Ferguson Grand Jury Was Misled About Deadly Force Law [VIDEO]
The Grand Jury who made the #FergusonDecision that has the world protesting, was misled about the law that may or may not give Darren Wilson the right to shot Mike Brown dead in the street. The prosecutor's office handed the jury an outdated law that was the key to setting the officer free of any criminal charges! Watch this!
MSNBC's Lawrence O’Donnell has exposed prosecutors in the case of Officer Darren Wilson’s killing of unarmed teenager Michael Brown – proving the demonstrators fears of misconduct to be absolutely correct.
§563.046 is the MO statute that allows the use of deadly force in making an arrest.
$563.046 was read to the Grand Jury.
§563.046 was rendered unconstitutional by the Supreme Court decision Tennessee v. Garner.
The Grand Jury therefore made its decision not to indict Wilson on the basis of an unconstitutional law.
The Grand Jury decision is therefore defective.
In 1985, the Supreme Court ruled on the case of Tennessee v. Garner, a 15 year old boy who was shot in the back of the head by a police officer as he attempted to flee after a robbery. The ruling meant that cops could no longer legally kill someone only for attempting to escape, the officer must now have a reasonable belief that the suspect poses a dangerous threat to someone or had committed a violent felony.

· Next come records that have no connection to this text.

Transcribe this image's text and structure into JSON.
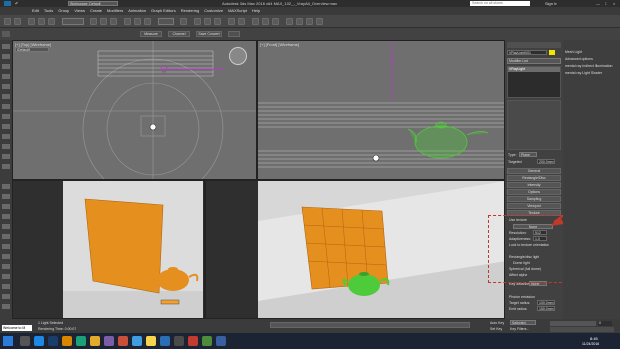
{
  "app": {
    "title": "Autodesk 3ds Max 2016 x64    MAX_102_-_VrayAlt_Overview.max",
    "workspace": "Workspace: Default",
    "search_placeholder": "Search on all stores",
    "signin": "Sign In"
  },
  "menu": [
    "Edit",
    "Tools",
    "Group",
    "Views",
    "Create",
    "Modifiers",
    "Animation",
    "Graph Editors",
    "Rendering",
    "Customize",
    "MAXScript",
    "Help"
  ],
  "toolbar2": {
    "label_a": "Measure",
    "label_b": "Channel",
    "label_c": "Save Convert"
  },
  "viewports": {
    "top": {
      "label": "[+] [Top] [Wireframe]"
    },
    "front": {
      "label": "[+] [Front] [Wireframe]"
    },
    "camera1": {
      "label": "[+] [Camera01] [Shaded]"
    },
    "perspective": {
      "label": "[+] [Perspective] [Realistic]"
    },
    "default_dropdown": "[Default]"
  },
  "command_panel": {
    "object_name": "VRayLight001",
    "modifier_list": "Modifier List",
    "stack_item": "VRayLight",
    "rollouts": [
      "General",
      "Rectangle/Disc",
      "Intensity",
      "Options",
      "Sampling",
      "Viewport",
      "Advanced options",
      "Mental ray Indirect Illumination",
      "mental ray Light Shader"
    ],
    "type_label": "Type:",
    "type_value": "Plane",
    "targeted": "Targeted",
    "target_dist": "200.0mm",
    "texture_header": "Texture",
    "use_texture": "Use texture",
    "texture_none": "None",
    "resolution_label": "Resolution:",
    "resolution_value": "512",
    "adaptiveness_label": "Adaptiveness:",
    "adaptiveness_value": "1.0",
    "lock_direction": "Lock to texture orientation",
    "rect_disc_light": "Rectangle/disc light",
    "dome_light": "Dome light",
    "spherical": "Spherical (full dome)",
    "affect_alpha": "Affect alpha",
    "ray_dist": "Ray distance",
    "ray_value": "None",
    "photon_emission": "Photon emission",
    "target_radius_label": "Target radius:",
    "target_radius": "100.0mm",
    "emit_radius_label": "Emit radius:",
    "emit_radius": "150.0mm"
  },
  "right_panel": {
    "items": [
      "Mesh Light",
      "Advanced options",
      "mental ray Indirect Illumination",
      "mental ray Light Shader"
    ]
  },
  "annotation": {
    "number": "1"
  },
  "status": {
    "welcome": "Welcome to M",
    "selected": "1 Light Selected",
    "render_time": "Rendering Time: 0:00:07",
    "autokey": "Auto Key",
    "selected_dropdown": "Selected",
    "setkey": "Set Key",
    "keyfilters": "Key Filters...",
    "time_value": "0"
  },
  "taskbar": {
    "time": "8:45",
    "date": "11/24/2016",
    "search": "Search the web and Windows"
  },
  "colors": {
    "accent": "#f3a12e",
    "wall": "#e58f1e",
    "teapot_green": "#4ecb3a",
    "annotation_red": "#c0392b"
  }
}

Keep in mind that Darren Wilson had no idea that Brown had previously got into the infamous altercation which was so conveniently sent to the media with plenty of false rumors and speculation surrounding it.
For three long and important weeks Alizadeh let this law simmer in the minds of the jurors.

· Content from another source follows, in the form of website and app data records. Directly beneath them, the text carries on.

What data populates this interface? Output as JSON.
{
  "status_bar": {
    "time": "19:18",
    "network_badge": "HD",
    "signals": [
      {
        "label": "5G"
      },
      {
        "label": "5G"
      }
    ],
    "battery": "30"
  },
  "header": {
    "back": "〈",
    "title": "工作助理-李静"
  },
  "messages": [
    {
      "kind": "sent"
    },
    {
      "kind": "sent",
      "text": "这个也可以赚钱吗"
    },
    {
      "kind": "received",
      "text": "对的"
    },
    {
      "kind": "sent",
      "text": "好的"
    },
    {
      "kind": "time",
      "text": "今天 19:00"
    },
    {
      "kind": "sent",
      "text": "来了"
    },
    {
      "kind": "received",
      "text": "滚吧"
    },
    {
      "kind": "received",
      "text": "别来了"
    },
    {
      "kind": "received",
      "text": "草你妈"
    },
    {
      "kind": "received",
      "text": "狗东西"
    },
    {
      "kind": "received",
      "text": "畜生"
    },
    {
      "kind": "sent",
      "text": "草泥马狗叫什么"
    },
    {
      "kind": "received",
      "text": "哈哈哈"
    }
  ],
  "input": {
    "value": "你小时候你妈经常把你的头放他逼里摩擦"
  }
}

On November 21, only three days before the Grand Jury would make their decision, the assistant prosecutor, Kathy Alizadeh attempted to protect herself by some-what coming clean, only in a way seemingly devised to confuse the jurors.
Here is what she said:
“Previously in the very beginning of this process I printed out a statute for you that was, the statute in Missouri for the use of force to affect an arrest. So if you all want to get those out. What we have discovered and we have been going along with this, doing our research, is that the statute in the state of Missouri does not comply with the case law.
So the statue I gave you, if you want to fold that in half just so that you know don’t necessarily rely on that because there is a portion of that that doesn’t comply with the law.”
At this point Alizadeh handed the jurors a new explanation of the laws on deadly force.
“That does correctly state what the law is on when an officer can use force and when he can use Deadly Force in affecting an arrest, okay. I don’t want you to get confused and don’t rely on that copy or that print-out of the statute that I’ve given you a long time ago. It is not entirely incorrect or inaccurate, but there is something in it that’s not correct, ignore it totally”.
A juror stated his confusion about what she just told them and asked if Federal court overrides Missouri statutes.
“As far as you need to know, just don’t worry about that.”
This woman deserves a portion of the defense money for doing their job so well.
Rest in Peace Big Mike and all others who've been gunned down by police. #BlackLivesMatter